Work instruction: Select all lines holding the word "Custom" from the entries that follow.

[Website and app data records]
========================================================================
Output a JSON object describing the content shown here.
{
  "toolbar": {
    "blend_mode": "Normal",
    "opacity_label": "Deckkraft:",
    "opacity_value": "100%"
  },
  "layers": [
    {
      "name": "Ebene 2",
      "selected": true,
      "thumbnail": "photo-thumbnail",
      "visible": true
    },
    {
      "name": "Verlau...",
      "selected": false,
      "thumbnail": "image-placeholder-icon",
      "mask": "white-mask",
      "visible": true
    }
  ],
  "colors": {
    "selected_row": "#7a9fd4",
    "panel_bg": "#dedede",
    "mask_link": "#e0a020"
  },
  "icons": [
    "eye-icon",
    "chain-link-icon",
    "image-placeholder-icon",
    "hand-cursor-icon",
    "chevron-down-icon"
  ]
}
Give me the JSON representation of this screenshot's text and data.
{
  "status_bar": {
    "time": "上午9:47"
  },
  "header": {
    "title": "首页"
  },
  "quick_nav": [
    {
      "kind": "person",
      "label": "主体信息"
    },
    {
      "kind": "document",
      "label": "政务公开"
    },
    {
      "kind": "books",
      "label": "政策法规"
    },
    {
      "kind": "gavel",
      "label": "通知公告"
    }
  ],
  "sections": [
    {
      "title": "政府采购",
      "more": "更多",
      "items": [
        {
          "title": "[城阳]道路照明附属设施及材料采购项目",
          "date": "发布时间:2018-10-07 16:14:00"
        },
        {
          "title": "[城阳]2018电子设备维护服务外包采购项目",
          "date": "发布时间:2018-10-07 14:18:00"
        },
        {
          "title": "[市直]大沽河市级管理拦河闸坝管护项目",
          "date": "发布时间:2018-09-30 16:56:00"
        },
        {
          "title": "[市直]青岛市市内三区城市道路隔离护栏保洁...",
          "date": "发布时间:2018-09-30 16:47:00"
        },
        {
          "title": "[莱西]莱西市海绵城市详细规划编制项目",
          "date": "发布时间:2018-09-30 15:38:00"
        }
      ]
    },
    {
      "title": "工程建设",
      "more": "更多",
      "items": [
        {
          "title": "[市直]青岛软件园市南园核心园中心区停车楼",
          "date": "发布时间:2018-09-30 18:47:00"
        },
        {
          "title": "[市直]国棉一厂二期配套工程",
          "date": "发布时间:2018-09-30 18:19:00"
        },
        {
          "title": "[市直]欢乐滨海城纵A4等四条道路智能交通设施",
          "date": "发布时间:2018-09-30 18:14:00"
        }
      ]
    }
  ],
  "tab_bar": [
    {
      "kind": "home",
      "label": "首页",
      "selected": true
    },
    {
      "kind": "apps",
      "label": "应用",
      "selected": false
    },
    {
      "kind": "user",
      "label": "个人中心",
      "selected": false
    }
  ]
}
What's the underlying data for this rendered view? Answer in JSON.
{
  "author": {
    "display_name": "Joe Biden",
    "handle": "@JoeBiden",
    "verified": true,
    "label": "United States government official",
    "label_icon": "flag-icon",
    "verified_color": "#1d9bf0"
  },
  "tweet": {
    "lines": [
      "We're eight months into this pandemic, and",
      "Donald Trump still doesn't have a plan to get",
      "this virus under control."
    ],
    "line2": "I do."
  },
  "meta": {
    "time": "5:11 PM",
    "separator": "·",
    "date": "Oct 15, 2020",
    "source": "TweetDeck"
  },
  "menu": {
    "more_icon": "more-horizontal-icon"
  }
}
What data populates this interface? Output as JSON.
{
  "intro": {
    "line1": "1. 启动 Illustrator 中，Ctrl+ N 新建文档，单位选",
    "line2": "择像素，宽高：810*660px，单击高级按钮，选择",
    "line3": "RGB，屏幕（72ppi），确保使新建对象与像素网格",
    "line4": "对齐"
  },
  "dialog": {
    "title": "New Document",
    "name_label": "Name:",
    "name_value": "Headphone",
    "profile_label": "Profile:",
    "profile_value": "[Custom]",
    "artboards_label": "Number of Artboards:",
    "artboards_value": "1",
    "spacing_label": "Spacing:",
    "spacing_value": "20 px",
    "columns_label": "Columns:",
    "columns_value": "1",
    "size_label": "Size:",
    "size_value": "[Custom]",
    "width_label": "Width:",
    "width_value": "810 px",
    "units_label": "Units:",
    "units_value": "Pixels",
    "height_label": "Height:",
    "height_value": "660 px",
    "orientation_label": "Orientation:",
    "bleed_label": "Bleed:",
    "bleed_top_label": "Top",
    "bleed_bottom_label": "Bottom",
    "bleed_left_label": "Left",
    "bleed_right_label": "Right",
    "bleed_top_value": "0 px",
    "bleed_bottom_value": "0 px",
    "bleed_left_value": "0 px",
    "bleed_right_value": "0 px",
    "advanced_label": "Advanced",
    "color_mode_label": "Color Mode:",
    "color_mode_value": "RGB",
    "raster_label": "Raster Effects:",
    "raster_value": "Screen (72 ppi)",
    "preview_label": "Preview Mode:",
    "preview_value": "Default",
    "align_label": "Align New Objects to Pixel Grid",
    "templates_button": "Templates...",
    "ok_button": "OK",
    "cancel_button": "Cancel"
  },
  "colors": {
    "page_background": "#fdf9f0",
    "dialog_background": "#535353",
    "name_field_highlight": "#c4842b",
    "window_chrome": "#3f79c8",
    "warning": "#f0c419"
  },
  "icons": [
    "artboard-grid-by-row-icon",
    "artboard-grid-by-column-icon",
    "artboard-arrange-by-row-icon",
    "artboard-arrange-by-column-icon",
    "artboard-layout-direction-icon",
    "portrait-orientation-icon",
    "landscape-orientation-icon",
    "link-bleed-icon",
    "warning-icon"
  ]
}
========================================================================
Answer to the problem:
    "profile_value": "[Custom]",
    "size_value": "[Custom]",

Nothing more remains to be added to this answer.